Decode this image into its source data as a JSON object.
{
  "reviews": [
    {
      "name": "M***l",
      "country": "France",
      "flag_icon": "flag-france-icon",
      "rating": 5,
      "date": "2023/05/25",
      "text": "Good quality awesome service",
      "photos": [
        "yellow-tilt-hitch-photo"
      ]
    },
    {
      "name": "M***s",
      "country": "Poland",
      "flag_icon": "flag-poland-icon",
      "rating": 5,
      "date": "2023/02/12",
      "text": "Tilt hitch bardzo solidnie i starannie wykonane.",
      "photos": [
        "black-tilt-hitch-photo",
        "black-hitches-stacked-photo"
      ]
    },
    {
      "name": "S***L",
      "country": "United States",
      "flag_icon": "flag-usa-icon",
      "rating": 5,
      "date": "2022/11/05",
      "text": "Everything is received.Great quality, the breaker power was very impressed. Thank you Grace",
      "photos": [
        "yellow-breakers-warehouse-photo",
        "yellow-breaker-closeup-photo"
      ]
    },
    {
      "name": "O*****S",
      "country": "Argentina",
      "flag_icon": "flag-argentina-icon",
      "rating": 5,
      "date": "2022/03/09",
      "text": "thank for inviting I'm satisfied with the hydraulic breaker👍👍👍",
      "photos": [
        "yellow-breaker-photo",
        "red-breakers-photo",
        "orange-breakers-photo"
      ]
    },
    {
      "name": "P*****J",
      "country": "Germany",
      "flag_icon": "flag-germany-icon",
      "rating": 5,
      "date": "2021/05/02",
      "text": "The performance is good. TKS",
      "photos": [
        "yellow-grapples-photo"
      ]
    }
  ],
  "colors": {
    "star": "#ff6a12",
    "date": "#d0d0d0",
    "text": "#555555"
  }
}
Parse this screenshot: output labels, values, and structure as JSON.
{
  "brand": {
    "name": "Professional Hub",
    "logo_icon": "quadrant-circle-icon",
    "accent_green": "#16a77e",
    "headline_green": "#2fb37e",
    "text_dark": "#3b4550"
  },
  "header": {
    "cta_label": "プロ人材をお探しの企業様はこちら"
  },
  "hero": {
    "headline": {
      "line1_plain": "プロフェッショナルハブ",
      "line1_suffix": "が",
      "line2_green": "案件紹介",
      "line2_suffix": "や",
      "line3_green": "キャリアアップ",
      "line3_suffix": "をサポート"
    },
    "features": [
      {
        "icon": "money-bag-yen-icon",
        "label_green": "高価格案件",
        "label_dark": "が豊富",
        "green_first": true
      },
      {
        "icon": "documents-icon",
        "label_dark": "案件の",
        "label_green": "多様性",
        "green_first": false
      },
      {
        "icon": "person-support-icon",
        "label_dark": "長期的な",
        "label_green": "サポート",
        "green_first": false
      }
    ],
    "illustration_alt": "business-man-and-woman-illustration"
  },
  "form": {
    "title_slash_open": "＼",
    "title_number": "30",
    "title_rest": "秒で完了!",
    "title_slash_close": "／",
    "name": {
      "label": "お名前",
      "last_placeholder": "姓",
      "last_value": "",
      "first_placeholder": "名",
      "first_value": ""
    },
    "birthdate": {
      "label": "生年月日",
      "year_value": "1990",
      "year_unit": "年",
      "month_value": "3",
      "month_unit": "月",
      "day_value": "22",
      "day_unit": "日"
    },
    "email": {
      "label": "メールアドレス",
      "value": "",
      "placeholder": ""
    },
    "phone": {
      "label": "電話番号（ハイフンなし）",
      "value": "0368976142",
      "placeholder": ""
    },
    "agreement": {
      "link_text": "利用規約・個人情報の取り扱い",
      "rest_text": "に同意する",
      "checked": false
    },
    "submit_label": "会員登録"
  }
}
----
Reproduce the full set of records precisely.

◆ **Task result**:
Decode this image into its source data as a JSON object.
{
  "reviews": [
    {
      "name": "M***l",
      "country": "France",
      "flag_icon": "flag-france-icon",
      "rating": 5,
      "date": "2023/05/25",
      "text": "Good quality awesome service",
      "photos": [
        "yellow-tilt-hitch-photo"
      ]
    },
    {
      "name": "M***s",
      "country": "Poland",
      "flag_icon": "flag-poland-icon",
      "rating": 5,
      "date": "2023/02/12",
      "text": "Tilt hitch bardzo solidnie i starannie wykonane.",
      "photos": [
        "black-tilt-hitch-photo",
        "black-hitches-stacked-photo"
      ]
    },
    {
      "name": "S***L",
      "country": "United States",
      "flag_icon": "flag-usa-icon",
      "rating": 5,
      "date": "2022/11/05",
      "text": "Everything is received.Great quality, the breaker power was very impressed. Thank you Grace",
      "photos": [
        "yellow-breakers-warehouse-photo",
        "yellow-breaker-closeup-photo"
      ]
    },
    {
      "name": "O*****S",
      "country": "Argentina",
      "flag_icon": "flag-argentina-icon",
      "rating": 5,
      "date": "2022/03/09",
      "text": "thank for inviting I'm satisfied with the hydraulic breaker👍👍👍",
      "photos": [
        "yellow-breaker-photo",
        "red-breakers-photo",
        "orange-breakers-photo"
      ]
    },
    {
      "name": "P*****J",
      "country": "Germany",
      "flag_icon": "flag-germany-icon",
      "rating": 5,
      "date": "2021/05/02",
      "text": "The performance is good. TKS",
      "photos": [
        "yellow-grapples-photo"
      ]
    }
  ],
  "colors": {
    "star": "#ff6a12",
    "date": "#d0d0d0",
    "text": "#555555"
  }
}
Parse this screenshot: output labels, values, and structure as JSON.
{
  "brand": {
    "name": "Professional Hub",
    "logo_icon": "quadrant-circle-icon",
    "accent_green": "#16a77e",
    "headline_green": "#2fb37e",
    "text_dark": "#3b4550"
  },
  "header": {
    "cta_label": "プロ人材をお探しの企業様はこちら"
  },
  "hero": {
    "headline": {
      "line1_plain": "プロフェッショナルハブ",
      "line1_suffix": "が",
      "line2_green": "案件紹介",
      "line2_suffix": "や",
      "line3_green": "キャリアアップ",
      "line3_suffix": "をサポート"
    },
    "features": [
      {
        "icon": "money-bag-yen-icon",
        "label_green": "高価格案件",
        "label_dark": "が豊富",
        "green_first": true
      },
      {
        "icon": "documents-icon",
        "label_dark": "案件の",
        "label_green": "多様性",
        "green_first": false
      },
      {
        "icon": "person-support-icon",
        "label_dark": "長期的な",
        "label_green": "サポート",
        "green_first": false
      }
    ],
    "illustration_alt": "business-man-and-woman-illustration"
  },
  "form": {
    "title_slash_open": "＼",
    "title_number": "30",
    "title_rest": "秒で完了!",
    "title_slash_close": "／",
    "name": {
      "label": "お名前",
      "last_placeholder": "姓",
      "last_value": "",
      "first_placeholder": "名",
      "first_value": ""
    },
    "birthdate": {
      "label": "生年月日",
      "year_value": "1990",
      "year_unit": "年",
      "month_value": "3",
      "month_unit": "月",
      "day_value": "22",
      "day_unit": "日"
    },
    "email": {
      "label": "メールアドレス",
      "value": "",
      "placeholder": ""
    },
    "phone": {
      "label": "電話番号（ハイフンなし）",
      "value": "0368976142",
      "placeholder": ""
    },
    "agreement": {
      "link_text": "利用規約・個人情報の取り扱い",
      "rest_text": "に同意する",
      "checked": false
    },
    "submit_label": "会員登録"
  }
}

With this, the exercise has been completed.